According to the Wall Street Journal, oil fields in Colombia and Venezuela may be part of the over $10 billion in “non-core exploration and production assets” BP could sell in order to pay for the spill. After helping develop the Cusiana and Cupiagua fields in eastern Colombia in the 1990s BP last week ceded “direct operation” of the lands to local company Ecopetrol. Those fields are between Colombia’s largest and produce 177,000 barrels a day.
The larger asset that could be sold by BP is its 60% stake in Pan American Energy, Argentina’s second-largest oil producer. BP’s stake in the company is valued at $9 billion, which makes it an interesting choice for the company to sell according to one analyst:
“Pan American is the obvious place to start,” said Christopher Wheaton, who manages about $400 million of securities at Allianz RCM’s Energy Fund in London, including BP shares. “It’s got a valuation from (offshore oil producer) Cnooc in mid-March and is one of the assets you could carve out of the portfolio easily”…An estimated 30,000 to 65,000 barrels of oil are spilling into the Gulf of Mexico daily and numerous efforts to stop the leak have been insufficient.

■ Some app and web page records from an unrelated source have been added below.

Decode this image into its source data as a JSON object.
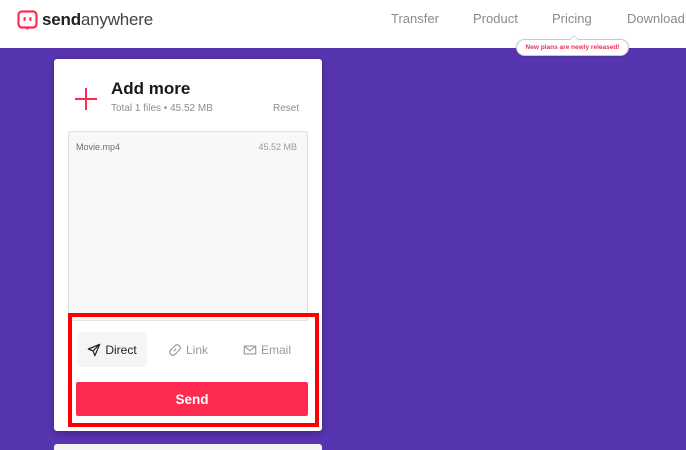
{
  "brand": {
    "name_bold": "send",
    "name_light": "anywhere",
    "color": "#ff2a52"
  },
  "nav": [
    {
      "label": "Transfer"
    },
    {
      "label": "Product"
    },
    {
      "label": "Pricing"
    },
    {
      "label": "Download"
    }
  ],
  "pricing_badge": "New plans are newly released!",
  "card": {
    "title": "Add more",
    "summary": "Total 1 files • 45.52 MB",
    "reset_label": "Reset",
    "files": [
      {
        "name": "Movie.mp4",
        "size": "45.52 MB"
      }
    ],
    "tabs": [
      {
        "label": "Direct",
        "icon": "paper-plane-icon",
        "selected": true
      },
      {
        "label": "Link",
        "icon": "link-icon",
        "selected": false
      },
      {
        "label": "Email",
        "icon": "envelope-icon",
        "selected": false
      }
    ],
    "send_label": "Send"
  },
  "colors": {
    "background": "#5835b0",
    "accent": "#ff2a52",
    "highlight": "#ff0000"
  }
}
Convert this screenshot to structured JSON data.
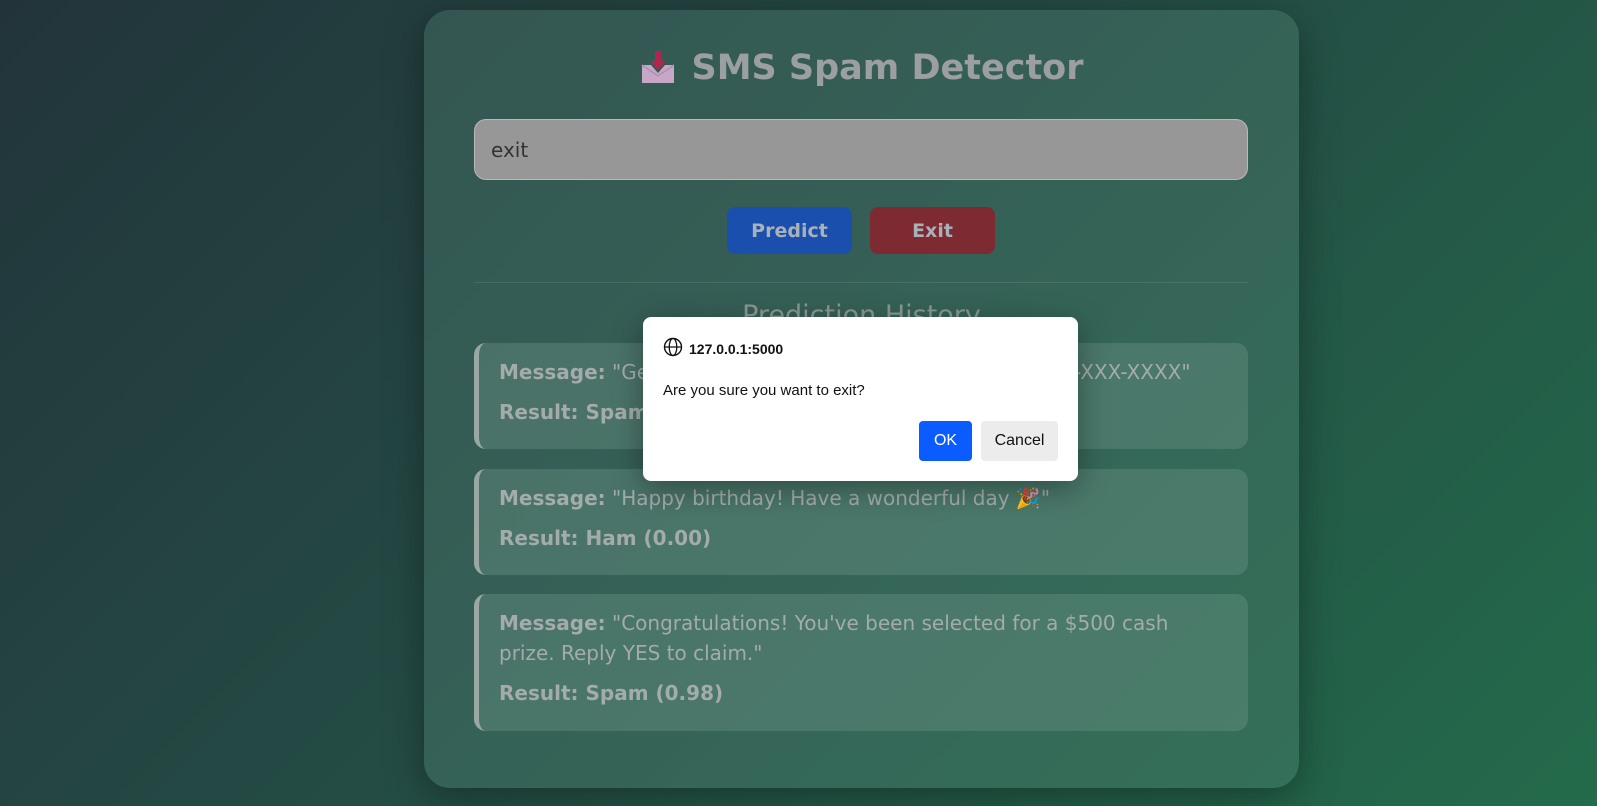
{
  "app": {
    "title": "SMS Spam Detector",
    "title_icon": "inbox-tray-icon"
  },
  "input": {
    "value": "exit"
  },
  "buttons": {
    "predict": "Predict",
    "exit": "Exit"
  },
  "history": {
    "title": "Prediction History",
    "message_label": "Message:",
    "items": [
      {
        "message": "\"Get ... -XXX-XXXX\"",
        "message_visible_start": "\"Get",
        "message_visible_end": "-XXX-XXXX\"",
        "result": "Result: Spam ("
      },
      {
        "message": "\"Happy birthday! Have a wonderful day 🎉\"",
        "result": "Result: Ham (0.00)"
      },
      {
        "message": "\"Congratulations! You've been selected for a $500 cash prize. Reply YES to claim.\"",
        "result": "Result: Spam (0.98)"
      }
    ]
  },
  "dialog": {
    "origin": "127.0.0.1:5000",
    "origin_icon": "globe-icon",
    "question": "Are you sure you want to exit?",
    "ok": "OK",
    "cancel": "Cancel"
  },
  "colors": {
    "predict": "#1a4fae",
    "exit": "#7e2a33",
    "ok": "#0b5cff"
  }
}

Tar balls from the spill have reached shores as far away as Texas, while cleanup efforts have been hampered by inclement weather.
Pan-American, a venture created when BP bought Amoco Corp. in 1998, produces about 100,000 barrels of crude oil a day and 450 cubic meters of gas, according to the BP website.
Image- CBC (“BP workers in Cocodrie, La., pile booms that have been cleaned and repaired for reuse after they were stained with oil from the spill in the Gulf of Mexico.”)
Online Sources- The Latin Americanist, USA TODAY, Wall Street Journal, Bloomberg, Xinhua, Voice of America, LAHT